Directions for this task
Copy out every line of the listing in which "icon" appears.

Material provided
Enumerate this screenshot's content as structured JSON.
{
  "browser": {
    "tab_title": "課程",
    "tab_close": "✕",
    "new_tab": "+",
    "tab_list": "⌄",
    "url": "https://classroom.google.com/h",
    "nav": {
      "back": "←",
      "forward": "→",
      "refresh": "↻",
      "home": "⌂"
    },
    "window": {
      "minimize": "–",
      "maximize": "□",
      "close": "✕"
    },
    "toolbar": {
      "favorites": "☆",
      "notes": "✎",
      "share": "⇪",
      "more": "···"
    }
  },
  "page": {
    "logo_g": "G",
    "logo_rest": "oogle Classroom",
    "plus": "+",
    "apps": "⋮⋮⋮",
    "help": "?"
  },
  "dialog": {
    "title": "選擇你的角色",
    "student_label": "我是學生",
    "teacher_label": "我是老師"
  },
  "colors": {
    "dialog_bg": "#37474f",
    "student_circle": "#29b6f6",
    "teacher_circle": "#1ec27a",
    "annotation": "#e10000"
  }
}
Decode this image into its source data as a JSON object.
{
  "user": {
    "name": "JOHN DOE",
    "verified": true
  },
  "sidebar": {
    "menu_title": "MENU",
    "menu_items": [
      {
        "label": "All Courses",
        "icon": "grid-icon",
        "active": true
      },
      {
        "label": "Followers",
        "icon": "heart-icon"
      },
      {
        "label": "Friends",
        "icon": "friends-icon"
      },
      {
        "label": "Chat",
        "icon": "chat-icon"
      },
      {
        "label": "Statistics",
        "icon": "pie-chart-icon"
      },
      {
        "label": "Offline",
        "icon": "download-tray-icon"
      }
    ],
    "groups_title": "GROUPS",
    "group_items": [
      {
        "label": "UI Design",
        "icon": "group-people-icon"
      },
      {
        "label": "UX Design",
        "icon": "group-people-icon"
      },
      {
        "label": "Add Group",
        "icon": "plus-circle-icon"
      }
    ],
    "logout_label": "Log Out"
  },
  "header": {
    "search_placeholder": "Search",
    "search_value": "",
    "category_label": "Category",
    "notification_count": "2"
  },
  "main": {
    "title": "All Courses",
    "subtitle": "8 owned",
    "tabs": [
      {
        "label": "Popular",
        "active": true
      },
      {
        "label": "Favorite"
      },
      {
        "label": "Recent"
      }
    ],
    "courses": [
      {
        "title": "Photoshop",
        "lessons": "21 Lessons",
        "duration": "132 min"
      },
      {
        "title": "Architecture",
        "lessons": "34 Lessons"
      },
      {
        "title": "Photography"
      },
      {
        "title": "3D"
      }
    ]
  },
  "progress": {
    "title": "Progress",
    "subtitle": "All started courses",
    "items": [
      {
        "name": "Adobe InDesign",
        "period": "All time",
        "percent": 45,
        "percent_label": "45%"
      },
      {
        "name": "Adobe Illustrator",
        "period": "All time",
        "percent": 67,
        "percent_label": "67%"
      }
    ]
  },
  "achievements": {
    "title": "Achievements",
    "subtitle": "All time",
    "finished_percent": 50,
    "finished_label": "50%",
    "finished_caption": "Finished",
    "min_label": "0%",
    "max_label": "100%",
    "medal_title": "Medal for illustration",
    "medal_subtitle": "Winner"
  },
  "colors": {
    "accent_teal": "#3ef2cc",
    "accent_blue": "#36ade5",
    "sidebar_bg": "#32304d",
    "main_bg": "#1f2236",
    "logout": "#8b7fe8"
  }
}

Answer to the exercise
        "icon": "grid-icon",
        "icon": "heart-icon"
        "icon": "friends-icon"
        "icon": "chat-icon"
        "icon": "pie-chart-icon"
        "icon": "download-tray-icon"
        "icon": "group-people-icon"
        "icon": "group-people-icon"
        "icon": "plus-circle-icon"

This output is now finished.